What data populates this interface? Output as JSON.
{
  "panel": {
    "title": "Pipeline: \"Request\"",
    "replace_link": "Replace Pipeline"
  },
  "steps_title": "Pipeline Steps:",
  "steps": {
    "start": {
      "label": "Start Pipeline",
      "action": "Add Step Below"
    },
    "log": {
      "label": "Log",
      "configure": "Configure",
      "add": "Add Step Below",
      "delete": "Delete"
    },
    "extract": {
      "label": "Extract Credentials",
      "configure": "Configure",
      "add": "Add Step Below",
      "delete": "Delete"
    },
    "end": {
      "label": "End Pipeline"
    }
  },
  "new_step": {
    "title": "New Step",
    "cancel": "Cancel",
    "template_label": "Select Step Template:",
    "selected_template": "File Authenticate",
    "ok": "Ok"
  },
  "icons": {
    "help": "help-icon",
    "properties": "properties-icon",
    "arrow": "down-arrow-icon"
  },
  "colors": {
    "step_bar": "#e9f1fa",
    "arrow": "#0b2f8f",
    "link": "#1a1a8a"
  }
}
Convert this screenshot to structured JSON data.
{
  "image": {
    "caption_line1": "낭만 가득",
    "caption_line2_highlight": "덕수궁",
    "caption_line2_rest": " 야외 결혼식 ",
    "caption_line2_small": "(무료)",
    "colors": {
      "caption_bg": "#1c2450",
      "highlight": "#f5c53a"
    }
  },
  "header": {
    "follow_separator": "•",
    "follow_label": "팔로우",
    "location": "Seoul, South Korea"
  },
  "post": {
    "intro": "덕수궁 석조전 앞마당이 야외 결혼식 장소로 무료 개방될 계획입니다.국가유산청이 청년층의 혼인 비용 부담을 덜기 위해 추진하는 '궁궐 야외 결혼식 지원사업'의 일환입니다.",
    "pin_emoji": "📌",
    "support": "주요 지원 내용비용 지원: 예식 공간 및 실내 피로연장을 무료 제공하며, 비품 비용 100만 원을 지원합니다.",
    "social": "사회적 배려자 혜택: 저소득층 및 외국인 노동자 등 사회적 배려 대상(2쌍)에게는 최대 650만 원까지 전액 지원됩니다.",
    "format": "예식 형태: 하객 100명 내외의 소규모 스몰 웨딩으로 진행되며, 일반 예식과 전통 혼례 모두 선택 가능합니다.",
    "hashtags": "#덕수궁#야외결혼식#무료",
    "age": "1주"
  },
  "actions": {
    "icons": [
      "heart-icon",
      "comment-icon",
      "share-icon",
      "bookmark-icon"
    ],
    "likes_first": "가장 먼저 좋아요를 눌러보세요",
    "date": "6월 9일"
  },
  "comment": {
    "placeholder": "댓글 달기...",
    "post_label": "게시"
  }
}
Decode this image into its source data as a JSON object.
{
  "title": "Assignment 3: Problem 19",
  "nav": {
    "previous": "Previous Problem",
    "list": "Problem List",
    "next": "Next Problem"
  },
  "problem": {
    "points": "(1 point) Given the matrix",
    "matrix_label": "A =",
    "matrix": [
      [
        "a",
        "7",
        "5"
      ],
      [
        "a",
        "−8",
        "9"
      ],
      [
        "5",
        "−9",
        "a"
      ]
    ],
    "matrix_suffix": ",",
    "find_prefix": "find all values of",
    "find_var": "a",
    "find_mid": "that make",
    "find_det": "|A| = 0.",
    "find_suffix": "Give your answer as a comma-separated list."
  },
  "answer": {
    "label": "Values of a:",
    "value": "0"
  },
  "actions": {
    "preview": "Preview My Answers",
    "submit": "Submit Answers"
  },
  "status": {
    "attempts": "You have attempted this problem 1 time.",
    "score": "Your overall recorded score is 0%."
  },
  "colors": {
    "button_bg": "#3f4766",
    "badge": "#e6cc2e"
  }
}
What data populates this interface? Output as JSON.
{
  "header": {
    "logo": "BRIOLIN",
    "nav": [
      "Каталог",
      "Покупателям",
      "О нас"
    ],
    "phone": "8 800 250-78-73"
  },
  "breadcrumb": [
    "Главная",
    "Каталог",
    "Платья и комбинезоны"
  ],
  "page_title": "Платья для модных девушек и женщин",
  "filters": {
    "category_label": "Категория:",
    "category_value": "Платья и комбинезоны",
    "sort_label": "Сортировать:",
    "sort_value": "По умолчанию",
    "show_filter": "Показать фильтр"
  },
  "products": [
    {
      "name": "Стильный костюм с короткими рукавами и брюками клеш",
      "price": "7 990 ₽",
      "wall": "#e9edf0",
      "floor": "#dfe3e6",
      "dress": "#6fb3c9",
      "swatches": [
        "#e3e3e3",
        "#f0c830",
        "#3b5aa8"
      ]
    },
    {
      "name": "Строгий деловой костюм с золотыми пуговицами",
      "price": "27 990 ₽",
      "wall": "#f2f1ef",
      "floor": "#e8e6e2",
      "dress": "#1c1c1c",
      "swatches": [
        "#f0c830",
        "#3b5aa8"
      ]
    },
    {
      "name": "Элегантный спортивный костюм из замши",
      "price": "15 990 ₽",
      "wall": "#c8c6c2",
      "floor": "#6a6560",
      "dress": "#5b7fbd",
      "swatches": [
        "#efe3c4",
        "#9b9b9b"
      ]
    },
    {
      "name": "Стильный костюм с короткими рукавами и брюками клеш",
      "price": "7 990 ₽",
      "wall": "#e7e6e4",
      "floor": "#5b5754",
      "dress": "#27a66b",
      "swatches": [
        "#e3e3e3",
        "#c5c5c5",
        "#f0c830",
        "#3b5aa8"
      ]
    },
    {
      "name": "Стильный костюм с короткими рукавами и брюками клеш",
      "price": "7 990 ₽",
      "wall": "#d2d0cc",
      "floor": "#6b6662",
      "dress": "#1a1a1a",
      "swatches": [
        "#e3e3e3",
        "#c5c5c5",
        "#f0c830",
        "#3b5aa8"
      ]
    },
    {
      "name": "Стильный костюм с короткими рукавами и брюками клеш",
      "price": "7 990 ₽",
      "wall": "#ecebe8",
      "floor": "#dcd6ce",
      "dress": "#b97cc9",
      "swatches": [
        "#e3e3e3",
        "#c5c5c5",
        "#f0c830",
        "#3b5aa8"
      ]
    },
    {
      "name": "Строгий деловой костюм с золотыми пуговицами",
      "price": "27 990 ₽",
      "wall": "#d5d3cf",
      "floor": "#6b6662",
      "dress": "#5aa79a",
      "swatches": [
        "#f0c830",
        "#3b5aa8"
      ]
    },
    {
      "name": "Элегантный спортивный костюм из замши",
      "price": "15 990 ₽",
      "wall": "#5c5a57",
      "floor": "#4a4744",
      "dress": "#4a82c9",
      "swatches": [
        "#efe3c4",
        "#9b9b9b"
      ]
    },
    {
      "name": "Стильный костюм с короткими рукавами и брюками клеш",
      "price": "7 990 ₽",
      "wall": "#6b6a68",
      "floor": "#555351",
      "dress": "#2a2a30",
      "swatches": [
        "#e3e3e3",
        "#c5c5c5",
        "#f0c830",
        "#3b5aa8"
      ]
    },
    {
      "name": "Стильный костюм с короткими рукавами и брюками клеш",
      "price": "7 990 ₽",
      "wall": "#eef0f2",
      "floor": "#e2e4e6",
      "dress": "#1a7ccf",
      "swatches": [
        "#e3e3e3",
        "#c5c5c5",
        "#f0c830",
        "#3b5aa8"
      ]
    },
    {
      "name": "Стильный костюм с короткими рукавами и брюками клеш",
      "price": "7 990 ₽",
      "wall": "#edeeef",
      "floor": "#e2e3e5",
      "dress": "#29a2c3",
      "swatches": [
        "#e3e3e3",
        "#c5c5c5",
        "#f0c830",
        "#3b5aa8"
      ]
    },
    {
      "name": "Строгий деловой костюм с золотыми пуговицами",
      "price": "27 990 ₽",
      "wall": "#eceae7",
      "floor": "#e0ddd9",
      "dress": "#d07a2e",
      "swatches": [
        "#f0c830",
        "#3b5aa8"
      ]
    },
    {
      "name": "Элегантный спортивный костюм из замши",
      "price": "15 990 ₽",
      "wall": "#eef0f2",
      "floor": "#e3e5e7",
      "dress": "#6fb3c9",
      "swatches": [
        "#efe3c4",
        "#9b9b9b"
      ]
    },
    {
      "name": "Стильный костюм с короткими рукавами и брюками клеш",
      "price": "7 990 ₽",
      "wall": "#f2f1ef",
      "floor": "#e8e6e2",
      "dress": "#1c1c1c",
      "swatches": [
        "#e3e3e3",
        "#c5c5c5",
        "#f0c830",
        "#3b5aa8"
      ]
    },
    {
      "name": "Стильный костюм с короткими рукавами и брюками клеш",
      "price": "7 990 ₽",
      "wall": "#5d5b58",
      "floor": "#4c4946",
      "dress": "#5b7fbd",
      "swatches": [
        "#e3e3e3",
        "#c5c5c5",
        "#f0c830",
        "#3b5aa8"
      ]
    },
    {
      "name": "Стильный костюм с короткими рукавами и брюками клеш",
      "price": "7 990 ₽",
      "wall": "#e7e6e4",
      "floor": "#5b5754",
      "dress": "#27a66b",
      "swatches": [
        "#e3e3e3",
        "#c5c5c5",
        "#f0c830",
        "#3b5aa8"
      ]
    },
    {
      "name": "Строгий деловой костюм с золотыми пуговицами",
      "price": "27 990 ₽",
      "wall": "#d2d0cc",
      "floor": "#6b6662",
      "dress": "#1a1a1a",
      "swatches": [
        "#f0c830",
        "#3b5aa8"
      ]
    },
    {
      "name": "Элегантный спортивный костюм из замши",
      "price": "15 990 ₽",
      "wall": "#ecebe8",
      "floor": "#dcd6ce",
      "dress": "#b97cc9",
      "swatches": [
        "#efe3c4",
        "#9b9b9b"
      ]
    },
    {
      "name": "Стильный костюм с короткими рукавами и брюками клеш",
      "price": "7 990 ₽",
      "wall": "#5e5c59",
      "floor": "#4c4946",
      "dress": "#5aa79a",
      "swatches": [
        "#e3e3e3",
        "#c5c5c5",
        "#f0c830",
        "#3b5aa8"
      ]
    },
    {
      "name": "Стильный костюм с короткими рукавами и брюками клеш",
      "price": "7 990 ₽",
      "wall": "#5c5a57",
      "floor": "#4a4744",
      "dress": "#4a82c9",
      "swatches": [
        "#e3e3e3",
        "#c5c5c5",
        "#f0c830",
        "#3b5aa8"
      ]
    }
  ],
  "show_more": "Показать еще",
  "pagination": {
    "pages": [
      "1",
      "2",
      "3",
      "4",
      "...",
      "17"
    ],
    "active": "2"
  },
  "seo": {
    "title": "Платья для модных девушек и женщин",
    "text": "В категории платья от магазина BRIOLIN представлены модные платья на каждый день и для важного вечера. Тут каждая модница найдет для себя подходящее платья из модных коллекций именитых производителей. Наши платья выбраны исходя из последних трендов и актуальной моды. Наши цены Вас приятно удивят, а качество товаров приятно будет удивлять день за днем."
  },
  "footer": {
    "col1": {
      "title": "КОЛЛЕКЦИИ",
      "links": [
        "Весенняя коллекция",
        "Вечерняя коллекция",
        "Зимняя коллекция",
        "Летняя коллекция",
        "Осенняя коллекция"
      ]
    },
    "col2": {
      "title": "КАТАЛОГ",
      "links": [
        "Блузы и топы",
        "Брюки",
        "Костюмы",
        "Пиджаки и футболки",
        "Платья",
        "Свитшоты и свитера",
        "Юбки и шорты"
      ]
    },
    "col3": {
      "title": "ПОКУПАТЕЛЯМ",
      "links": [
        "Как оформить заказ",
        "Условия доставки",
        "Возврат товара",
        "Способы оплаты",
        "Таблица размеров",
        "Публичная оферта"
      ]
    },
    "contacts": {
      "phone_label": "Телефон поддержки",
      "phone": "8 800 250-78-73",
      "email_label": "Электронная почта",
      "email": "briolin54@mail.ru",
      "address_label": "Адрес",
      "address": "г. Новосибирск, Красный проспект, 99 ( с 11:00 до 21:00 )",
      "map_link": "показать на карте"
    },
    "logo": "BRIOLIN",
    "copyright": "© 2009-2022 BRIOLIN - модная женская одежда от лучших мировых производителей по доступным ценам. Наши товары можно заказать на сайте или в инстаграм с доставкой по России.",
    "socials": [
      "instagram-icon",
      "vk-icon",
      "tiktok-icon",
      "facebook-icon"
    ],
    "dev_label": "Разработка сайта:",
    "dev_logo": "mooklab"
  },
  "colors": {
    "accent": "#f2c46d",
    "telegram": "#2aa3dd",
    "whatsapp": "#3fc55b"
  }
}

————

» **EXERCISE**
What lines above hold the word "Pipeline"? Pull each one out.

» **TASK RESPONSE**
    "title": "Pipeline: \"Request\"",
    "replace_link": "Replace Pipeline"
  "steps_title": "Pipeline Steps:",
      "label": "Start Pipeline",
      "label": "End Pipeline"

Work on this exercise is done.